Raw data
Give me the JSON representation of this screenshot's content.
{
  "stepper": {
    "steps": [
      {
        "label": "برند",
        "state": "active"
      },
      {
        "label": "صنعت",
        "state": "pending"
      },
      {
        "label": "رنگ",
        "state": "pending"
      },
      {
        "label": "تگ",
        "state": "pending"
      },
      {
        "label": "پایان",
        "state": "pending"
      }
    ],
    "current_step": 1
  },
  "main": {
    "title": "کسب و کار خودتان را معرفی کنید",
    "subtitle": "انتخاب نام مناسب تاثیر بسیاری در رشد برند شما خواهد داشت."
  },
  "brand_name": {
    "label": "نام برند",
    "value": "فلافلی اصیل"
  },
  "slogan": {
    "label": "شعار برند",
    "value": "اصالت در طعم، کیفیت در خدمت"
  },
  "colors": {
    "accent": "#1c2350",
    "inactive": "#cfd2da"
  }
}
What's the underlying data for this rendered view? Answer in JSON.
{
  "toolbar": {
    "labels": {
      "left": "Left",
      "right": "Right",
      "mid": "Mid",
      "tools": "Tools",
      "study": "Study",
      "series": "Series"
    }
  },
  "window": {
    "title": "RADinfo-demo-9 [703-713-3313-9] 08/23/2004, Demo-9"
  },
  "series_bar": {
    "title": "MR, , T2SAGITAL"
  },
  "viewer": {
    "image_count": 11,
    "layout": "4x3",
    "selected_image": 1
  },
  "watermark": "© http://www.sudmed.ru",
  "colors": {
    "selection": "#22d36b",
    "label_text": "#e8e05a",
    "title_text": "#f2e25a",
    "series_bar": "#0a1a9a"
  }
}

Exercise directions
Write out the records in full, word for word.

Answer for the task
Give me the JSON representation of this screenshot's content.
{
  "stepper": {
    "steps": [
      {
        "label": "برند",
        "state": "active"
      },
      {
        "label": "صنعت",
        "state": "pending"
      },
      {
        "label": "رنگ",
        "state": "pending"
      },
      {
        "label": "تگ",
        "state": "pending"
      },
      {
        "label": "پایان",
        "state": "pending"
      }
    ],
    "current_step": 1
  },
  "main": {
    "title": "کسب و کار خودتان را معرفی کنید",
    "subtitle": "انتخاب نام مناسب تاثیر بسیاری در رشد برند شما خواهد داشت."
  },
  "brand_name": {
    "label": "نام برند",
    "value": "فلافلی اصیل"
  },
  "slogan": {
    "label": "شعار برند",
    "value": "اصالت در طعم، کیفیت در خدمت"
  },
  "colors": {
    "accent": "#1c2350",
    "inactive": "#cfd2da"
  }
}
What's the underlying data for this rendered view? Answer in JSON.
{
  "toolbar": {
    "labels": {
      "left": "Left",
      "right": "Right",
      "mid": "Mid",
      "tools": "Tools",
      "study": "Study",
      "series": "Series"
    }
  },
  "window": {
    "title": "RADinfo-demo-9 [703-713-3313-9] 08/23/2004, Demo-9"
  },
  "series_bar": {
    "title": "MR, , T2SAGITAL"
  },
  "viewer": {
    "image_count": 11,
    "layout": "4x3",
    "selected_image": 1
  },
  "watermark": "© http://www.sudmed.ru",
  "colors": {
    "selection": "#22d36b",
    "label_text": "#e8e05a",
    "title_text": "#f2e25a",
    "series_bar": "#0a1a9a"
  }
}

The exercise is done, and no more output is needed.